Brief » Pictures are to be left out, and only the lines from the one with "Transcribe this image's" through the last line of the listing below are to be repeated exactly.

Data records »
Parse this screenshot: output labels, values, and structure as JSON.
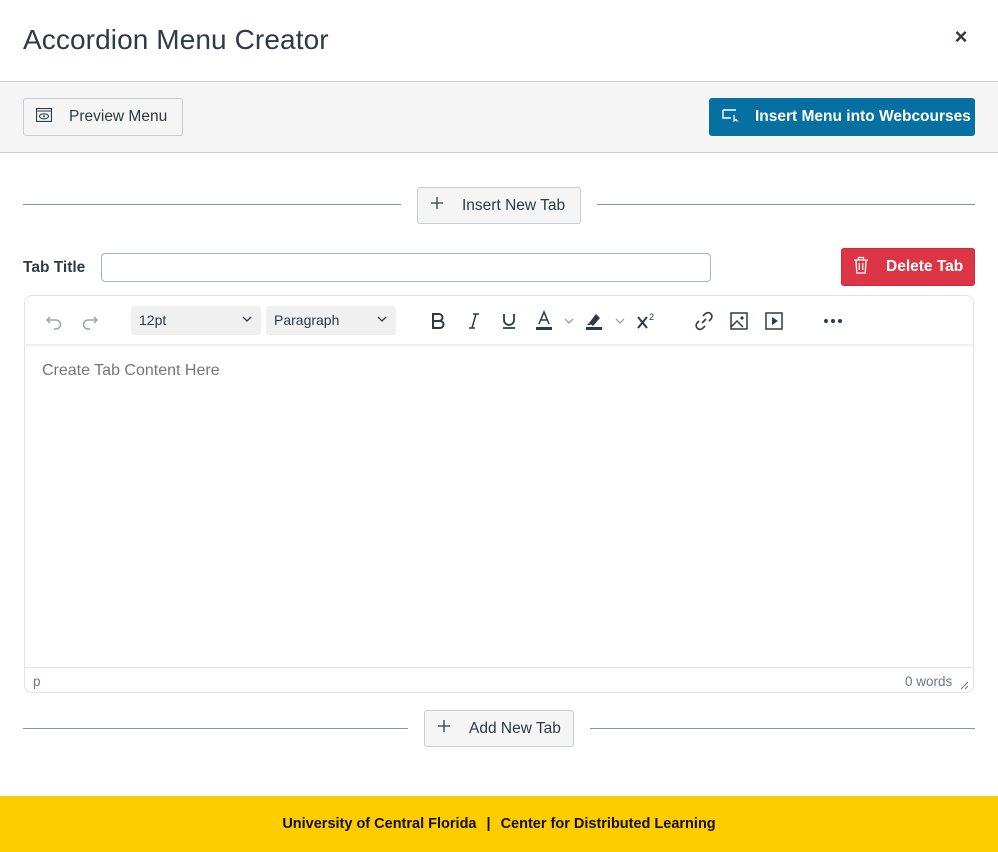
{
  "header": {
    "title": "Accordion Menu Creator",
    "close": "×"
  },
  "toolbar": {
    "preview_label": "Preview Menu",
    "insert_web_label": "Insert Menu into Webcourses"
  },
  "tabs": {
    "insert_new_tab": "Insert New Tab",
    "add_new_tab": "Add New Tab"
  },
  "tab": {
    "title_label": "Tab Title",
    "title_value": "",
    "delete_label": "Delete Tab"
  },
  "editor": {
    "font_size": "12pt",
    "block_format": "Paragraph",
    "placeholder": "Create Tab Content Here",
    "path": "p",
    "word_count": "0 words"
  },
  "footer": {
    "left": "University of Central Florida",
    "separator": "|",
    "right": "Center for Distributed Learning"
  },
  "colors": {
    "primary": "#0770a3",
    "danger": "#dc3545",
    "footer_bg": "#ffcc00"
  }
}
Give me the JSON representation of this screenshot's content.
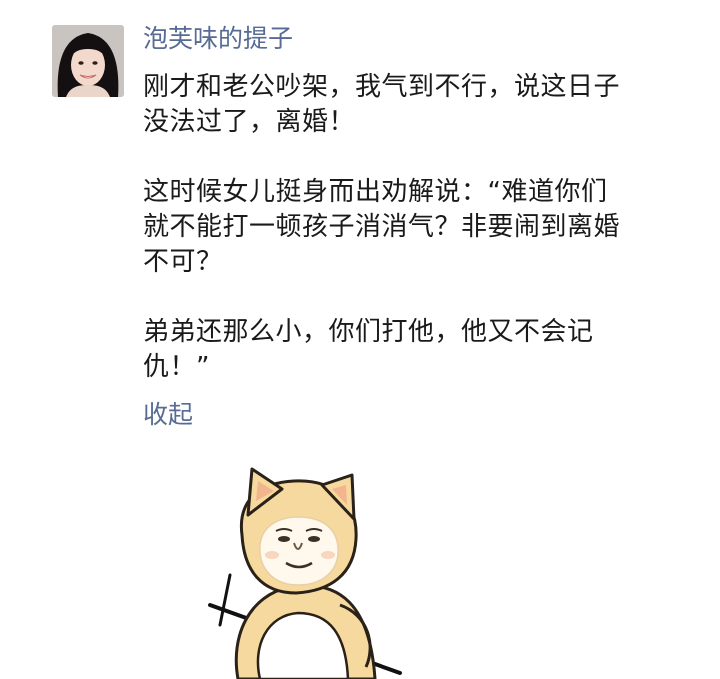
{
  "post": {
    "username": "泡芙味的提子",
    "paragraphs": [
      "刚才和老公吵架，我气到不行，说这日子\n没法过了，离婚！",
      "这时候女儿挺身而出劝解说：“难道你们\n就不能打一顿孩子消消气？非要闹到离婚\n不可？",
      "弟弟还那么小，你们打他，他又不会记\n仇！”"
    ],
    "collapse_label": "收起",
    "accent_color": "#576b95",
    "image_icon": "shiba-doge-meme-sticker"
  }
}
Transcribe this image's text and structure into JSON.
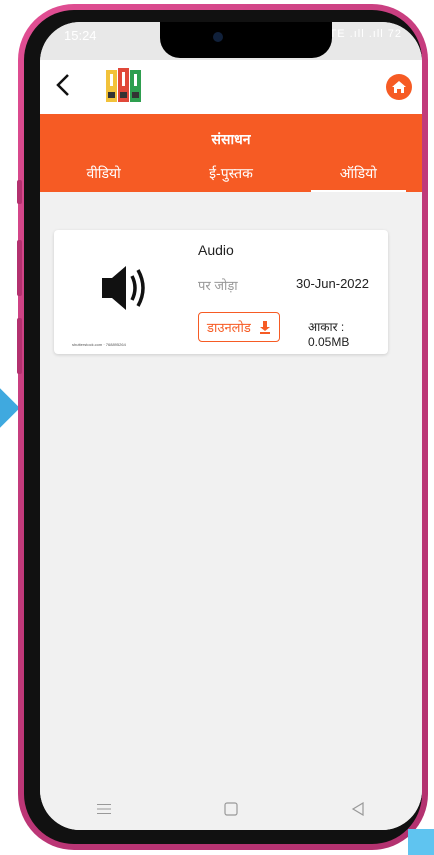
{
  "status_bar": {
    "time": "15:24",
    "icons": "Vo LTE .ıll .ıll 72"
  },
  "app_bar": {
    "back_icon": "chevron-left-icon",
    "logo_icon": "books-logo-icon",
    "home_icon": "home-icon"
  },
  "header": {
    "title": "संसाधन",
    "tabs": [
      {
        "label": "वीडियो",
        "active": false
      },
      {
        "label": "ई-पुस्तक",
        "active": false
      },
      {
        "label": "ऑडियो",
        "active": true
      }
    ]
  },
  "items": [
    {
      "title": "Audio",
      "added_label": "पर जोड़ा",
      "date": "30-Jun-2022",
      "download_label": "डाउनलोड",
      "size_label": "आकार : 0.05MB",
      "thumb_caption": "shutterstock.com · 768895264",
      "thumb_icon": "speaker-icon"
    }
  ],
  "colors": {
    "accent": "#f65b24",
    "frame": "#c23a7b"
  }
}
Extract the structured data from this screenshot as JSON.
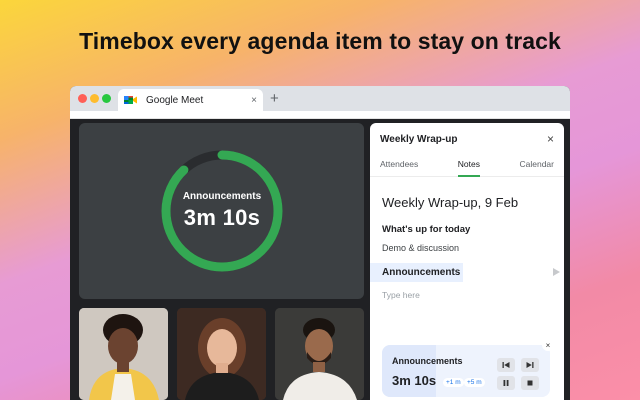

Solution for this problem »
Transcribe this image's text and structure into JSON.
{
  "status_bar": {
    "time": "15:24",
    "icons": "Vo LTE .ıll .ıll 72"
  },
  "app_bar": {
    "back_icon": "chevron-left-icon",
    "logo_icon": "books-logo-icon",
    "home_icon": "home-icon"
  },
  "header": {
    "title": "संसाधन",
    "tabs": [
      {
        "label": "वीडियो",
        "active": false
      },
      {
        "label": "ई-पुस्तक",
        "active": false
      },
      {
        "label": "ऑडियो",
        "active": true
      }
    ]
  },
  "items": [
    {
      "title": "Audio",
      "added_label": "पर जोड़ा",
      "date": "30-Jun-2022",
      "download_label": "डाउनलोड",
      "size_label": "आकार : 0.05MB",
      "thumb_caption": "shutterstock.com · 768895264",
      "thumb_icon": "speaker-icon"
    }
  ],
  "colors": {
    "accent": "#f65b24",
    "frame": "#c23a7b"
  }
}
Extract the structured data from this screenshot as JSON.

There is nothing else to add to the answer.